104. Lenny Magliore, Trucker

“I am a special kind of trucker. Maybe you’re thinking I’m just a bozo behind a wheel but driving a tractor and trailer is not what you think. Especially the way I do it. I’m a long-haul trucker. I specialize in dangerous loads or very special loads. Corrosive and poisonous chemicals amount for about half my loads. Special mechanical equipment is another big chunk. Most are very heavy and very special. Rocket engines. Turbines. Machines for bending and shaping metals. And finally, there’s the tech stuff. Very delicate. And I own my own rig, including my own tank and a highly specialized flat bed. I am really good at what might look like a fairly low talent job, but, like a lot of stuff, it requires a special touch and years of experience. So, I have customers who will wait until I am available before moving their stuff. They could have real trouble if something went wrong with their load. Lawsuits. Places could be contaminated for years. People could die. They need not just a trucker. They need a trucking artist. So, they call me. I go by “Lenny.” Or “Len.” Actually, no fooling, it’s Leonardo. My folks named me after the artist. Oh, sure, you might think: that name, ‘Magliore.’ ‘Leonardo Magliore.’ This guy’s folks or maybe his grandparents are maybe right off the boat. Nope. My pop’s a dentist. His father, my grandfather, was a dentist too. Everyone thought I was going to be a dentist. But it wasn’t for me. I gave it a shot. Started college. Took the pre-dent courses. My grades were good. But my interest in dentistry – not so good. I couldn’t see it.  So, I dropped out of school. My pop said, ‘If you’re not in school, you need a job because I’m charging you rent.’ So, I started driving for a lumber yard. Local deliveries. Plumbing supplies. Lumber. Cement. I liked it. And I was good at it. But it was no way to make a living. I went in the service and got to be a tank driver. That was a lot of fun. I was one crazy tank driver. The best they had. And I did my best to break those things. You can’t. I re-enlisted twice. But I had a couple of bad experiences in combat. So, I got out and went to trucking school, started out driving a six-wheeler on construction deliveries, moved up to tractors and then to specialized loads. There’s a lot more to this business than driving. It’s a whole world that goes on around most people without their having any idea. I love it and I am as good at it as it gets. I ain’t a millionaire but I make a nice living. We have a nice home, two great kids, and when I am home, my wife and I have a great time. Since I am away so much, I make sure I take two months off every year and as much as possible, get home for a few days at least twice a month when I am driving.
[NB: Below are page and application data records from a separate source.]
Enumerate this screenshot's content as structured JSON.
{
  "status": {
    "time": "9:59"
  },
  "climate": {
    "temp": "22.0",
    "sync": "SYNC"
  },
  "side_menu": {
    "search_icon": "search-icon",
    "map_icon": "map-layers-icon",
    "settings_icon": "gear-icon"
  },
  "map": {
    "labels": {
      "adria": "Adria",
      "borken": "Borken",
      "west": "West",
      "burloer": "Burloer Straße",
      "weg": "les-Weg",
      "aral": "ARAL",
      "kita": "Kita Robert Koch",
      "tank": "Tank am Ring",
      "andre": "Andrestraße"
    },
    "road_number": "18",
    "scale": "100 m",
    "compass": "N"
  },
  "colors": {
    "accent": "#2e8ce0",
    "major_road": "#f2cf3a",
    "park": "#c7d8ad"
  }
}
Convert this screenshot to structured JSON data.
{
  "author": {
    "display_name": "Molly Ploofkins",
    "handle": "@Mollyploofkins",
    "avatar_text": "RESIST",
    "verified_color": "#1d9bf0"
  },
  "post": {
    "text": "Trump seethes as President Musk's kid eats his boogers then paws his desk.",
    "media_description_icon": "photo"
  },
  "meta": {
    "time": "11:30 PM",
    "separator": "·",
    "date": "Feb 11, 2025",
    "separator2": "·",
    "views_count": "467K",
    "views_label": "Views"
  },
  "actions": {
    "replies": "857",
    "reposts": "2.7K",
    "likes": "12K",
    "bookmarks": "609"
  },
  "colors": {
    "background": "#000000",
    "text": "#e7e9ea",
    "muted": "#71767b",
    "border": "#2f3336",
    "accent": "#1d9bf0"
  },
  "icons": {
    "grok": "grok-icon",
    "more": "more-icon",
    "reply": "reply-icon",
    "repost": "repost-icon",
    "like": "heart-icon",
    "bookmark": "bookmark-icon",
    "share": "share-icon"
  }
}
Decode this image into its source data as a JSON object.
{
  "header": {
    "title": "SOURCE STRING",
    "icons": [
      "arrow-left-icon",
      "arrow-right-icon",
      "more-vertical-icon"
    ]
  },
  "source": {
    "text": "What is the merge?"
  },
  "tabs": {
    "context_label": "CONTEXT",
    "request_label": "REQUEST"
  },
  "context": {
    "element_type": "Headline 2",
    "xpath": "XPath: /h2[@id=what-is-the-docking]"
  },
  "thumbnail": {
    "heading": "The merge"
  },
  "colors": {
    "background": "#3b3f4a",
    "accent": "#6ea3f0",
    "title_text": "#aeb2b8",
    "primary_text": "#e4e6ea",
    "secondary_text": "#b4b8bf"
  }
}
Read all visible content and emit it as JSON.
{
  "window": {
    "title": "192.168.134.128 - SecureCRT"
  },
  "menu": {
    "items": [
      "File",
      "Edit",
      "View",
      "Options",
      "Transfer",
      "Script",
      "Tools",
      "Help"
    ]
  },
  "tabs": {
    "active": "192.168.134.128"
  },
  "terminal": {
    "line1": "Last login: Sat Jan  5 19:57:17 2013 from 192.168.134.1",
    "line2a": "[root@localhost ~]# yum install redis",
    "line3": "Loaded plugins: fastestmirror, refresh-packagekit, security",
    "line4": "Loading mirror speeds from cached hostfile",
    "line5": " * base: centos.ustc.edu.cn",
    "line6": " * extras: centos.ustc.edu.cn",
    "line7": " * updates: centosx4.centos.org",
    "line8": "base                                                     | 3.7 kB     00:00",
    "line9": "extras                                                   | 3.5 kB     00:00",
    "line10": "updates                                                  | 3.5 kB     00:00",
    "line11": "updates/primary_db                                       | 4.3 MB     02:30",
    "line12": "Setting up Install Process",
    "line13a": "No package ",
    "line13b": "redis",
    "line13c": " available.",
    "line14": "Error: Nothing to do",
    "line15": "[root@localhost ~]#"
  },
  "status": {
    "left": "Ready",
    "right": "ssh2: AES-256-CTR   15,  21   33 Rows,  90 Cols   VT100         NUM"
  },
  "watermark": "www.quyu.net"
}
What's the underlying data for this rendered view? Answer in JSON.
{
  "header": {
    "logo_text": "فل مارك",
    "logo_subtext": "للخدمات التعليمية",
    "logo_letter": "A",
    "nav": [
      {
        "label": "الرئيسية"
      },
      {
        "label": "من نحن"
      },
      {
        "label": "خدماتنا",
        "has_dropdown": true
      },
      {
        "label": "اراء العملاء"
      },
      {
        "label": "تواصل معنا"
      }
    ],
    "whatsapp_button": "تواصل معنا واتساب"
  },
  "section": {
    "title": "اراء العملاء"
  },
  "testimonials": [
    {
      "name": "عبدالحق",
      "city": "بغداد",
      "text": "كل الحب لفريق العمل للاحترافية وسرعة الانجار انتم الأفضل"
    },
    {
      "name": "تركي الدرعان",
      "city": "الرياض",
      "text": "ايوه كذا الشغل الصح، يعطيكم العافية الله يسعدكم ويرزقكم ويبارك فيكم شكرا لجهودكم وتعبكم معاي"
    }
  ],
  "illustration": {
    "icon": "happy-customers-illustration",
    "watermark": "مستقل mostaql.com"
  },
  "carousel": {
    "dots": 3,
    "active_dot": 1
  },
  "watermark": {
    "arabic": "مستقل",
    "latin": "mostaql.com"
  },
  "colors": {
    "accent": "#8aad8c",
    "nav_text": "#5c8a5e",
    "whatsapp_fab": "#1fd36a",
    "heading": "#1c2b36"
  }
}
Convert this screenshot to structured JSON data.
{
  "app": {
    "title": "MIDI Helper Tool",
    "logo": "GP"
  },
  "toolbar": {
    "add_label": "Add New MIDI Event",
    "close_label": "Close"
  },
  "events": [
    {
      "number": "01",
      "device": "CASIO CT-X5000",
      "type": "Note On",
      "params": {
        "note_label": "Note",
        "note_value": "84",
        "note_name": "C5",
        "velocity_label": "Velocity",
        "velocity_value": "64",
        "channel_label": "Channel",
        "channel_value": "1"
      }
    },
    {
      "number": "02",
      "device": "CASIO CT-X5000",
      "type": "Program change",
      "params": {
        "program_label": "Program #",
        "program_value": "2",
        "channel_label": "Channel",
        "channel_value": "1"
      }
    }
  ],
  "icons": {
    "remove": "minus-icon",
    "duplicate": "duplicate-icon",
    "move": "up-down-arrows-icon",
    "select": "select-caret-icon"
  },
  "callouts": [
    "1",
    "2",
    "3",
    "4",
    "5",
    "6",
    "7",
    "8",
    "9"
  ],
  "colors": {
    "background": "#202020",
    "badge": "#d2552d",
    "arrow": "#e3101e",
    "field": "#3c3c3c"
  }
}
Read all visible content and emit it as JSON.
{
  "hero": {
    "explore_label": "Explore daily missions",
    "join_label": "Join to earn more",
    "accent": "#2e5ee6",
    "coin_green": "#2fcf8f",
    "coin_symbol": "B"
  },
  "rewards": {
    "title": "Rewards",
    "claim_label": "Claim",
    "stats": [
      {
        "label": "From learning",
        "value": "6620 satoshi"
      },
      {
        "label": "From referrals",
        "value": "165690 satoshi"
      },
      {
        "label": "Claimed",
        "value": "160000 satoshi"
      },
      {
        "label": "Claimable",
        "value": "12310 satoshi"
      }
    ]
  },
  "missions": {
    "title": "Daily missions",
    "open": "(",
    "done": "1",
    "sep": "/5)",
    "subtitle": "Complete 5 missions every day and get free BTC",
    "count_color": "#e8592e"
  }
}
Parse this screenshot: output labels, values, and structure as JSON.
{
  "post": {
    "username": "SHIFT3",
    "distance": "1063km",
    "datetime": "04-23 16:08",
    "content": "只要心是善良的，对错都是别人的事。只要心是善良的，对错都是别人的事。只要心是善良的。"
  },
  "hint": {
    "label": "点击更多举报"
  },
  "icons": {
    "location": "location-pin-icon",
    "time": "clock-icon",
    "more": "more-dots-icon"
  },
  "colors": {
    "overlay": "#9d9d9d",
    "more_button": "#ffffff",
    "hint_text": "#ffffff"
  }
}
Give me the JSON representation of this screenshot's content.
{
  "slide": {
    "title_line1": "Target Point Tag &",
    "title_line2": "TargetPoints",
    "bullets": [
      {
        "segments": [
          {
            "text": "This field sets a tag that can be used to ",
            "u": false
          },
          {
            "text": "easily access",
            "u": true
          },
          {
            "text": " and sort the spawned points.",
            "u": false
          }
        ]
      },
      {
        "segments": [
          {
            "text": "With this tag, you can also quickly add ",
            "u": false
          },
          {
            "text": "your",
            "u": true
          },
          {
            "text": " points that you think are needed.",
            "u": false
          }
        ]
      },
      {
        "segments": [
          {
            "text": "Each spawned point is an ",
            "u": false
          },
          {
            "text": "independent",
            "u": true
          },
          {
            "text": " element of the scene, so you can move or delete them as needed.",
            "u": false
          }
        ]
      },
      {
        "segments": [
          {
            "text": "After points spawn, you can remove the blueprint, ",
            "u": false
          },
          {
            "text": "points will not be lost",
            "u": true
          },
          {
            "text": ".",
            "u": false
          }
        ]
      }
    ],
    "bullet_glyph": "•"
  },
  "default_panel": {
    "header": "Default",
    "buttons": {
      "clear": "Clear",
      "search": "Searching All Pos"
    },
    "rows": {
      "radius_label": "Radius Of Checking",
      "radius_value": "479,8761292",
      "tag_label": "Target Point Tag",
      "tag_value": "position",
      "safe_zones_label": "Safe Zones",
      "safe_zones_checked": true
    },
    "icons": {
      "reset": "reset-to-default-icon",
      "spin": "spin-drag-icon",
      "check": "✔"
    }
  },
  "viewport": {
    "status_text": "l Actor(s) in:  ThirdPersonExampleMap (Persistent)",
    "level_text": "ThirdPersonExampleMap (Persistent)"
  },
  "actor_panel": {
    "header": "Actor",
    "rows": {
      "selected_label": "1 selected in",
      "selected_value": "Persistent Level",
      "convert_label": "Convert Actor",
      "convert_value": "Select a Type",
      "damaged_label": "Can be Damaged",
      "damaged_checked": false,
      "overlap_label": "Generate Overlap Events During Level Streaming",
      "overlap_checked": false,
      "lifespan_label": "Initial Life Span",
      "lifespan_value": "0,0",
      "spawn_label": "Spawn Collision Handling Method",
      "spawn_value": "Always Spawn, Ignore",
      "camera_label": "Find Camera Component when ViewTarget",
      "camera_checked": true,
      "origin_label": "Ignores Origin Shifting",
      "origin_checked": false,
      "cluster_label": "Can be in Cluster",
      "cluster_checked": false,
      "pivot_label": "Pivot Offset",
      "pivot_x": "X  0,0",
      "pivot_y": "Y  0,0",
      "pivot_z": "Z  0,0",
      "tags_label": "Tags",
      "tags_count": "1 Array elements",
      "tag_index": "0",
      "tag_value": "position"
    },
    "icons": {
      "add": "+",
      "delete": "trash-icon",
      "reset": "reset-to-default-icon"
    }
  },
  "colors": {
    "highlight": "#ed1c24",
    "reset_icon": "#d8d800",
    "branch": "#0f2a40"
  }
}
So, anyway, last year, I go to a high school reunion just for fun. I thought it would be great to see a bunch of old buddies. We talk about what we did after graduation and what we do now. Just like you expect, most of them looked at me like some kind of loser. They all have fancy jobs. “I’m a lawyer.” “I’m a vice president in a bank.” “I am a big frigging deal.” So, when it was my turn, I just said, “Well, I’m not nothing special. I drive a truck. What’s it to you.” I have to say, the looks on their faces pissed me off. But, you know, my wife – who happens to have one of those fancy jobs herself – just laughed. And a day after we got back, I was on the road again. Relaxed. Happy. Right on schedule.